Pictures of the week
7 May 2017: Former talk show host and comedian David Letterman arrives for the 2017 Profile in Courage Award ceremony, being given to former US President Barack Obama, at the John F Kennedy Library in Boston, Massachusetts Brian Snyder/Reuters

The last we saw David Letterman, he was growing out his white beard and enjoying retirement. But now it looks like the 70-year-old is looking to make a television comeback, and he has chosen the perfect political atmosphere in which to do it.

Netflix has announced that it recently signed a deal with the former Late Show alum to host a new talk show. The six-episode untitled series, which is expected to premiere in 2018, will see Letterman conducting long-form interviews with international and local personalities.

"I feel excited and lucky to be working on this project for Netflix. Here's what I have learned, if you retire to spend more time with your family, check with your family first. Thanks for watching, drive safely," Letterman said in a statement on 8 August, Tuesday.

Speaking to The Hollywood Reporter, the television personality said he already has some ideas for guests, one of them being North Korea's leader Kim Jong-un. "I want to talk to this Kim Jong-un because I see now where he's just miniaturised a nuclear weapon that he's going to put on his rockets," he said referring to recent news of threats from the Asian country.

"They have a missile they think can hit Chicago — what's he pissed off at Chicago about? Are we at war with this guy? We put sanctions on him, he gets more pissed off. If Dennis Rodman goes over there, I ought to be over there. I wouldn't want to make it worse, but on the other hand, I don't know that you can make it worse. OK, you're building rockets, you've got nuclear capabilities, OK, great. What, really, does that help?!"

Letterman said that aside from getting to know about his pets, it would be interesting to get a take on Kim and his reasons for behaving this way. "If he wants to be a hero, why not start trying to reunite the peninsula?
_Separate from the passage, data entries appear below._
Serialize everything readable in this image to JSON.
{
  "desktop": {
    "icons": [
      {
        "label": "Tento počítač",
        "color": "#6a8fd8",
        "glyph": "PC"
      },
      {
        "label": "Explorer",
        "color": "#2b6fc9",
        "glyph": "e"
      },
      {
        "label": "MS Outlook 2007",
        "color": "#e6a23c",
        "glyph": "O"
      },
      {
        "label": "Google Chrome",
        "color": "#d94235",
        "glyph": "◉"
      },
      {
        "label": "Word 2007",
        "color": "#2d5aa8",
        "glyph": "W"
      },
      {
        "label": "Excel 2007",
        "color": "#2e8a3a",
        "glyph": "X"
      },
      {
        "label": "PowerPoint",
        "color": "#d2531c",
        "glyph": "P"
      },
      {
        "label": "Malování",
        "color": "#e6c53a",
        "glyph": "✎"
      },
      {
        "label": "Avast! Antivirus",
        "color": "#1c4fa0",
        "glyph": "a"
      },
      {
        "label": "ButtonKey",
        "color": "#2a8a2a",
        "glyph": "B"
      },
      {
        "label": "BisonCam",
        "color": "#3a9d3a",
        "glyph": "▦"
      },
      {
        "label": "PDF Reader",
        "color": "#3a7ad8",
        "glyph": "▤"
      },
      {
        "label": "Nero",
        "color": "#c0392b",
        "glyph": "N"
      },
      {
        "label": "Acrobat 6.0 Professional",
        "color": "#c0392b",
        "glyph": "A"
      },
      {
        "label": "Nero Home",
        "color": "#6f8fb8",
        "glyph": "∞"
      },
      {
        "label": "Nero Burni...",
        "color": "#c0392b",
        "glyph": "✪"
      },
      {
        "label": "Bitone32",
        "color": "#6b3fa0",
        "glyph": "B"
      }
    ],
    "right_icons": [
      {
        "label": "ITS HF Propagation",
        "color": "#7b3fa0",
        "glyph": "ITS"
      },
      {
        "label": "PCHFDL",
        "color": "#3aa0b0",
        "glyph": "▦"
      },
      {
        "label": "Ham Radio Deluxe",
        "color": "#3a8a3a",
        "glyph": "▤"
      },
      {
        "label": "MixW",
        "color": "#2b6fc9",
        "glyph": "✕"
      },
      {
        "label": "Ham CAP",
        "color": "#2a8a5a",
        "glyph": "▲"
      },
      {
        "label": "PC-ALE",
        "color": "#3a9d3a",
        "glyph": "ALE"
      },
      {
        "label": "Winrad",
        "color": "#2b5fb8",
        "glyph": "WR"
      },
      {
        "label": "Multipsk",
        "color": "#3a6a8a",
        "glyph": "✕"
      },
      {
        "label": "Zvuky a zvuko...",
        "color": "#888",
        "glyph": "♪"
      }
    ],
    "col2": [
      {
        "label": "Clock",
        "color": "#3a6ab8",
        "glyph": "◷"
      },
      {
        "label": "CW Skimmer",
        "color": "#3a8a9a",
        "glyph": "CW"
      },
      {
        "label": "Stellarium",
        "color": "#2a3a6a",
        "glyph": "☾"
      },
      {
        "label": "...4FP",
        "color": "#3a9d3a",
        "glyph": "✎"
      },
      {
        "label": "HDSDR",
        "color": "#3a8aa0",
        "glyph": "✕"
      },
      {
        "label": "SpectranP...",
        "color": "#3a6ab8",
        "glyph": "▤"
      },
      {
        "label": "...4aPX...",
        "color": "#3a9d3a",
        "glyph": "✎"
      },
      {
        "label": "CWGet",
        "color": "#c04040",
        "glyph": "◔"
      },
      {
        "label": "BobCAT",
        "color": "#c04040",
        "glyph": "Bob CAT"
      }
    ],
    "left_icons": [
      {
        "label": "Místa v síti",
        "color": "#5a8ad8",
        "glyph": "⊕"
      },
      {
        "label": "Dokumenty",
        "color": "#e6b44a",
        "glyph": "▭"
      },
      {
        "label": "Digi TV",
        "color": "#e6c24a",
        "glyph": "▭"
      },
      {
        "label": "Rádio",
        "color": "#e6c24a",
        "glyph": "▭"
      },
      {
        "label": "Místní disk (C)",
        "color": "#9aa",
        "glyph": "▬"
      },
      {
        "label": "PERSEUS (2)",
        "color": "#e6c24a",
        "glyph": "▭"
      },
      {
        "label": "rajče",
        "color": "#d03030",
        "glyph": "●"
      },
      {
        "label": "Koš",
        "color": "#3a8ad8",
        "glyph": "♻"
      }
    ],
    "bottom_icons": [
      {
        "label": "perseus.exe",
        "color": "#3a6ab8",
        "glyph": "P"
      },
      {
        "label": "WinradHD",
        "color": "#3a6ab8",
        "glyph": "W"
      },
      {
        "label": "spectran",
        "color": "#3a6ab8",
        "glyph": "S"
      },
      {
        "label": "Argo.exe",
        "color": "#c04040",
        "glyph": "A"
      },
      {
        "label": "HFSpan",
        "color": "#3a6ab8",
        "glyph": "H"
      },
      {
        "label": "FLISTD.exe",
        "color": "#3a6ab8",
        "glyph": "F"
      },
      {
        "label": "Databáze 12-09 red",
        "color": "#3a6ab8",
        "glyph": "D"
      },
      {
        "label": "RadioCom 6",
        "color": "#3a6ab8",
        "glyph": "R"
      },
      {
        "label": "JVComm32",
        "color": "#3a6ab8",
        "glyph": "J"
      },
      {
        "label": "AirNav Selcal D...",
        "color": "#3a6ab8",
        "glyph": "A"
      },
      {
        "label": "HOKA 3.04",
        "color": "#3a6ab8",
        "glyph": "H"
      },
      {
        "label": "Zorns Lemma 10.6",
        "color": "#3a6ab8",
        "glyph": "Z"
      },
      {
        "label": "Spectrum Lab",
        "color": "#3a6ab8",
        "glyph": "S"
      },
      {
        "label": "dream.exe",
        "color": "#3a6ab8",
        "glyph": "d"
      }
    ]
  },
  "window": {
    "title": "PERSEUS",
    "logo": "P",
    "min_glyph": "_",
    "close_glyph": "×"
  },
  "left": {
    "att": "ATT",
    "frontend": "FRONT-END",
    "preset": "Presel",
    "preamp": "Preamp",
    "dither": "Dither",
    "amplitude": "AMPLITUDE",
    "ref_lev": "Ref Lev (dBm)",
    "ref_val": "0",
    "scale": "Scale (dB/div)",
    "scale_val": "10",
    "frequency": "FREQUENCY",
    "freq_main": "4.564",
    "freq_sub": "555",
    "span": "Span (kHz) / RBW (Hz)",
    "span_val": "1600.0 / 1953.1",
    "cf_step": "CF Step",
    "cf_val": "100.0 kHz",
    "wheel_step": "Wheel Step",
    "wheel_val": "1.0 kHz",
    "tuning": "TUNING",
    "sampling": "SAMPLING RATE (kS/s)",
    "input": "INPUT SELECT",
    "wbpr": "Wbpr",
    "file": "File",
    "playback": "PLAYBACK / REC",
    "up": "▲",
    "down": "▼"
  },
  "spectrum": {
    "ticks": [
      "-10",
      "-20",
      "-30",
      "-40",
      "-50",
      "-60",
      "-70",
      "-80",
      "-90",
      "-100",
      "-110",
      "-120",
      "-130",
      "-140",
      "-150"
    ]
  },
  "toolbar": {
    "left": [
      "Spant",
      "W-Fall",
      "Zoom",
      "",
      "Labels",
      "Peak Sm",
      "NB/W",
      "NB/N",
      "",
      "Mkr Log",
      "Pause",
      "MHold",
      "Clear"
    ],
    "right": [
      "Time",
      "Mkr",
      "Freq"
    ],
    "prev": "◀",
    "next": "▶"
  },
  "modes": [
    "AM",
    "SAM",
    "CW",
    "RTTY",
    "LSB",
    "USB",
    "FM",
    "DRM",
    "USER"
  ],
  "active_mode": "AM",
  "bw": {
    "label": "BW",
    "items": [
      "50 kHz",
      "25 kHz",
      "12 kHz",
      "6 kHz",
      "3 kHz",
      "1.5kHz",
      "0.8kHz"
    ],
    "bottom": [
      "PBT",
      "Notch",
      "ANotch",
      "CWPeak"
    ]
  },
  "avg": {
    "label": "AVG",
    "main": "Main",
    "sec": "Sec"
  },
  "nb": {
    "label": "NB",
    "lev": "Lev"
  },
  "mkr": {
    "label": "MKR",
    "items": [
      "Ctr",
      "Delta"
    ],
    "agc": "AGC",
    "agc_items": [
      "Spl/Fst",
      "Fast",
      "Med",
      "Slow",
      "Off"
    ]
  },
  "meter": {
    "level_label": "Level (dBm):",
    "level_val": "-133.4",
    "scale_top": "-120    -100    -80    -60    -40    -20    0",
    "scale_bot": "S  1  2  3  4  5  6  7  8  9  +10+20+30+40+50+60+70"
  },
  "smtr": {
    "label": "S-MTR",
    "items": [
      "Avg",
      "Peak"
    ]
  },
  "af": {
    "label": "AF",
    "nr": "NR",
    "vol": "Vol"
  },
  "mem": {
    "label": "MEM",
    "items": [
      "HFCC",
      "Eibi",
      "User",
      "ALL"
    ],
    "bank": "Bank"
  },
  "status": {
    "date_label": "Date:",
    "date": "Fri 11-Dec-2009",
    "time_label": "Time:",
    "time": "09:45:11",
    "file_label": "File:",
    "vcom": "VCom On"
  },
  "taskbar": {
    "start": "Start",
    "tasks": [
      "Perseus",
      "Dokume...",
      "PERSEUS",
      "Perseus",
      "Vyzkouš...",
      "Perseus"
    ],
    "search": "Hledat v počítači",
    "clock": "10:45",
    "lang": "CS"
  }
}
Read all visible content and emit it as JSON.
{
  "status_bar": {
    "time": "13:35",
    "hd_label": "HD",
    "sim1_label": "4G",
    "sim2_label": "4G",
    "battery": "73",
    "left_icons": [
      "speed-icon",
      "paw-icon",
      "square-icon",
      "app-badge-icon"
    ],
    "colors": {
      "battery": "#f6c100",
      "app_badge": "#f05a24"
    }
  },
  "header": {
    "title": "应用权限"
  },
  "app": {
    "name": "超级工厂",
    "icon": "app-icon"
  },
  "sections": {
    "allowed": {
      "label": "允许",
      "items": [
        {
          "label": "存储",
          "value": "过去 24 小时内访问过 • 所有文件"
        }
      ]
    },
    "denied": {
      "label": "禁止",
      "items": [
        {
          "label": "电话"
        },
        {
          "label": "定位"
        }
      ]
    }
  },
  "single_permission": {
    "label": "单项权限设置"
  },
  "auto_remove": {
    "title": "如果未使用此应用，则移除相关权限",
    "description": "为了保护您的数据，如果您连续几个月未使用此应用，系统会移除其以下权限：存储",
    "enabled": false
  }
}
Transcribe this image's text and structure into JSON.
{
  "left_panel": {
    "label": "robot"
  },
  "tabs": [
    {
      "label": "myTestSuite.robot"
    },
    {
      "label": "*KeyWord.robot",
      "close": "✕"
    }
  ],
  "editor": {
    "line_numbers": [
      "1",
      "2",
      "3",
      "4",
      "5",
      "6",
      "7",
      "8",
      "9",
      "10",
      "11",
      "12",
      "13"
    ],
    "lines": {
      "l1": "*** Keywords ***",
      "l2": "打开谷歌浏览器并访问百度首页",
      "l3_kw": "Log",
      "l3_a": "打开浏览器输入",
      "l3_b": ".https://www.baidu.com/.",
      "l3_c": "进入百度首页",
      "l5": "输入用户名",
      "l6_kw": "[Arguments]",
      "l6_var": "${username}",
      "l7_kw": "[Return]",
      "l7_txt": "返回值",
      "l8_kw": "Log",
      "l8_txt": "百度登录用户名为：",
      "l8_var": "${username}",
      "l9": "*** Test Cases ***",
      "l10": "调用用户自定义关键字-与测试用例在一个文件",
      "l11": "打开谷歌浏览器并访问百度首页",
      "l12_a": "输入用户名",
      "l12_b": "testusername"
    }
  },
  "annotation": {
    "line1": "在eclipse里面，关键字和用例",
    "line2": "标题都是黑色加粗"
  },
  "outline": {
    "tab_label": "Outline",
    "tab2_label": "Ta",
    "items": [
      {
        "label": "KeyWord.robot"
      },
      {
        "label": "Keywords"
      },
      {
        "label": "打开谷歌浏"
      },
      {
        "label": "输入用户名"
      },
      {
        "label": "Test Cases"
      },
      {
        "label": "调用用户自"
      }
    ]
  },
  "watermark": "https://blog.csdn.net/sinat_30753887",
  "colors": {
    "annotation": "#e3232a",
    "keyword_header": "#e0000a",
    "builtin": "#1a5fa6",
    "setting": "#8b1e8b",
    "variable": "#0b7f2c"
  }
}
Why not do something that has some humanity to it? I don't get this," he said.

The Emmy-Award-winning entertainer also wants the chance to catch up with one of his old regular guests – Donald Trump and is hopeful of being able to convince to US president to do the right thing. "What we need now is somebody like myself to sit down with him and calmly get him to sign some papers and then have him leave the White House," he said.

Letterman was last seen on National Geographic's 2016 documentary television series Years of Living Dangerously for which he travelled to India to understand its continued use of coal energy and moves towards more sustainable options.